◆ EXERCISE GOAL ◆
The answer must be an exact copy of every record below.

◆ DATA FOR THIS EXERCISE ◆
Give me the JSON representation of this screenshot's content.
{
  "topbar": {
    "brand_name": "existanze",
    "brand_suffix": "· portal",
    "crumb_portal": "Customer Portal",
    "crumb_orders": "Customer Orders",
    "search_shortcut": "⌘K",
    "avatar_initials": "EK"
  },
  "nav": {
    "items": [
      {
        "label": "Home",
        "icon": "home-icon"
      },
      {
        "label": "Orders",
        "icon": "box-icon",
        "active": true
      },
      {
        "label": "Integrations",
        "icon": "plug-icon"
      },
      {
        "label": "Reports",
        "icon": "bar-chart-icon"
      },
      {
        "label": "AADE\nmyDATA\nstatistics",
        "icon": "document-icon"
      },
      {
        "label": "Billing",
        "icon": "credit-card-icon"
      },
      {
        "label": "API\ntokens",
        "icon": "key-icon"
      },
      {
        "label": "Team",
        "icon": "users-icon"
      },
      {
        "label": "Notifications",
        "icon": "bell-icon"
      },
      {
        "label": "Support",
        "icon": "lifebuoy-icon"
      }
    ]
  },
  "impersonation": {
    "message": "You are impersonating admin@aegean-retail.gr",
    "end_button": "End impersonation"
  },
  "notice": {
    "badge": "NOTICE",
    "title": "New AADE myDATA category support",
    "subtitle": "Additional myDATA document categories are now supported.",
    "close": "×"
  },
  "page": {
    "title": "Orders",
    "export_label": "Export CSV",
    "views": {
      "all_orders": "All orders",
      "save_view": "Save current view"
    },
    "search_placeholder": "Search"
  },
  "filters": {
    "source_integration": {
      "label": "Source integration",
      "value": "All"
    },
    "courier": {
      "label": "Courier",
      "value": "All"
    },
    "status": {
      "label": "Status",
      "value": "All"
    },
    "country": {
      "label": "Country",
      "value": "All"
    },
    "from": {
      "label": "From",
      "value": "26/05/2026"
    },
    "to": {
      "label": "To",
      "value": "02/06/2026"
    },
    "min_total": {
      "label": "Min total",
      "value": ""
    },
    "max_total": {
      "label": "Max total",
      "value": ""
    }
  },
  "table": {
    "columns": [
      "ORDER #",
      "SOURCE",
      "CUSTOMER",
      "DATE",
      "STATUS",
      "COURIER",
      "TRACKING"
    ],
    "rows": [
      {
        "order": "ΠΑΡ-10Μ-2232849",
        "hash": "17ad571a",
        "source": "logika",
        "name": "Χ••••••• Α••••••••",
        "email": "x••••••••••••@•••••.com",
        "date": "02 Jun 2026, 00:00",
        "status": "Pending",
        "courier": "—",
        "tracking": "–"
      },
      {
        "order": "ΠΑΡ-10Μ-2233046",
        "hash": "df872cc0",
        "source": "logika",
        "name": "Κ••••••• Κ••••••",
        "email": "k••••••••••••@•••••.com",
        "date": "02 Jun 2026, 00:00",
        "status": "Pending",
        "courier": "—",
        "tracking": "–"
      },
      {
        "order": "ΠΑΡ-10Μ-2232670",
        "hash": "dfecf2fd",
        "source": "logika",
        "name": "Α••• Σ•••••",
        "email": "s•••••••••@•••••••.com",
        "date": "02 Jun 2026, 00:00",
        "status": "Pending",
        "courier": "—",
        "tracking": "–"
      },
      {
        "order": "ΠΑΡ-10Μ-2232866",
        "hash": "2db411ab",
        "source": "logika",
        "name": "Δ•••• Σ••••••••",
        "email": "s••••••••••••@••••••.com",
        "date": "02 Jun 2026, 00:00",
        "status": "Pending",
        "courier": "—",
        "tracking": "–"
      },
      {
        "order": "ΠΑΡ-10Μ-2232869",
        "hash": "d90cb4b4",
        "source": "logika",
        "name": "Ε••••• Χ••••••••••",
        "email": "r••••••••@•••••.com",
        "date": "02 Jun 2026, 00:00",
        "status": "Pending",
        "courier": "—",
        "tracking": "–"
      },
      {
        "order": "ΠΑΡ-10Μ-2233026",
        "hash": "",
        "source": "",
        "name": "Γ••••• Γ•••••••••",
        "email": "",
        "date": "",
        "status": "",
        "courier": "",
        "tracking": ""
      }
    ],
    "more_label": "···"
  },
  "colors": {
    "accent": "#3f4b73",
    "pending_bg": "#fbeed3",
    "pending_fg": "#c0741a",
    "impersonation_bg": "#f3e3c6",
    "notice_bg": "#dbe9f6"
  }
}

◆ RESULT OF THIS TASK ◆
Give me the JSON representation of this screenshot's content.
{
  "topbar": {
    "brand_name": "existanze",
    "brand_suffix": "· portal",
    "crumb_portal": "Customer Portal",
    "crumb_orders": "Customer Orders",
    "search_shortcut": "⌘K",
    "avatar_initials": "EK"
  },
  "nav": {
    "items": [
      {
        "label": "Home",
        "icon": "home-icon"
      },
      {
        "label": "Orders",
        "icon": "box-icon",
        "active": true
      },
      {
        "label": "Integrations",
        "icon": "plug-icon"
      },
      {
        "label": "Reports",
        "icon": "bar-chart-icon"
      },
      {
        "label": "AADE\nmyDATA\nstatistics",
        "icon": "document-icon"
      },
      {
        "label": "Billing",
        "icon": "credit-card-icon"
      },
      {
        "label": "API\ntokens",
        "icon": "key-icon"
      },
      {
        "label": "Team",
        "icon": "users-icon"
      },
      {
        "label": "Notifications",
        "icon": "bell-icon"
      },
      {
        "label": "Support",
        "icon": "lifebuoy-icon"
      }
    ]
  },
  "impersonation": {
    "message": "You are impersonating admin@aegean-retail.gr",
    "end_button": "End impersonation"
  },
  "notice": {
    "badge": "NOTICE",
    "title": "New AADE myDATA category support",
    "subtitle": "Additional myDATA document categories are now supported.",
    "close": "×"
  },
  "page": {
    "title": "Orders",
    "export_label": "Export CSV",
    "views": {
      "all_orders": "All orders",
      "save_view": "Save current view"
    },
    "search_placeholder": "Search"
  },
  "filters": {
    "source_integration": {
      "label": "Source integration",
      "value": "All"
    },
    "courier": {
      "label": "Courier",
      "value": "All"
    },
    "status": {
      "label": "Status",
      "value": "All"
    },
    "country": {
      "label": "Country",
      "value": "All"
    },
    "from": {
      "label": "From",
      "value": "26/05/2026"
    },
    "to": {
      "label": "To",
      "value": "02/06/2026"
    },
    "min_total": {
      "label": "Min total",
      "value": ""
    },
    "max_total": {
      "label": "Max total",
      "value": ""
    }
  },
  "table": {
    "columns": [
      "ORDER #",
      "SOURCE",
      "CUSTOMER",
      "DATE",
      "STATUS",
      "COURIER",
      "TRACKING"
    ],
    "rows": [
      {
        "order": "ΠΑΡ-10Μ-2232849",
        "hash": "17ad571a",
        "source": "logika",
        "name": "Χ••••••• Α••••••••",
        "email": "x••••••••••••@•••••.com",
        "date": "02 Jun 2026, 00:00",
        "status": "Pending",
        "courier": "—",
        "tracking": "–"
      },
      {
        "order": "ΠΑΡ-10Μ-2233046",
        "hash": "df872cc0",
        "source": "logika",
        "name": "Κ••••••• Κ••••••",
        "email": "k••••••••••••@•••••.com",
        "date": "02 Jun 2026, 00:00",
        "status": "Pending",
        "courier": "—",
        "tracking": "–"
      },
      {
        "order": "ΠΑΡ-10Μ-2232670",
        "hash": "dfecf2fd",
        "source": "logika",
        "name": "Α••• Σ•••••",
        "email": "s•••••••••@•••••••.com",
        "date": "02 Jun 2026, 00:00",
        "status": "Pending",
        "courier": "—",
        "tracking": "–"
      },
      {
        "order": "ΠΑΡ-10Μ-2232866",
        "hash": "2db411ab",
        "source": "logika",
        "name": "Δ•••• Σ••••••••",
        "email": "s••••••••••••@••••••.com",
        "date": "02 Jun 2026, 00:00",
        "status": "Pending",
        "courier": "—",
        "tracking": "–"
      },
      {
        "order": "ΠΑΡ-10Μ-2232869",
        "hash": "d90cb4b4",
        "source": "logika",
        "name": "Ε••••• Χ••••••••••",
        "email": "r••••••••@•••••.com",
        "date": "02 Jun 2026, 00:00",
        "status": "Pending",
        "courier": "—",
        "tracking": "–"
      },
      {
        "order": "ΠΑΡ-10Μ-2233026",
        "hash": "",
        "source": "",
        "name": "Γ••••• Γ•••••••••",
        "email": "",
        "date": "",
        "status": "",
        "courier": "",
        "tracking": ""
      }
    ],
    "more_label": "···"
  },
  "colors": {
    "accent": "#3f4b73",
    "pending_bg": "#fbeed3",
    "pending_fg": "#c0741a",
    "impersonation_bg": "#f3e3c6",
    "notice_bg": "#dbe9f6"
  }
}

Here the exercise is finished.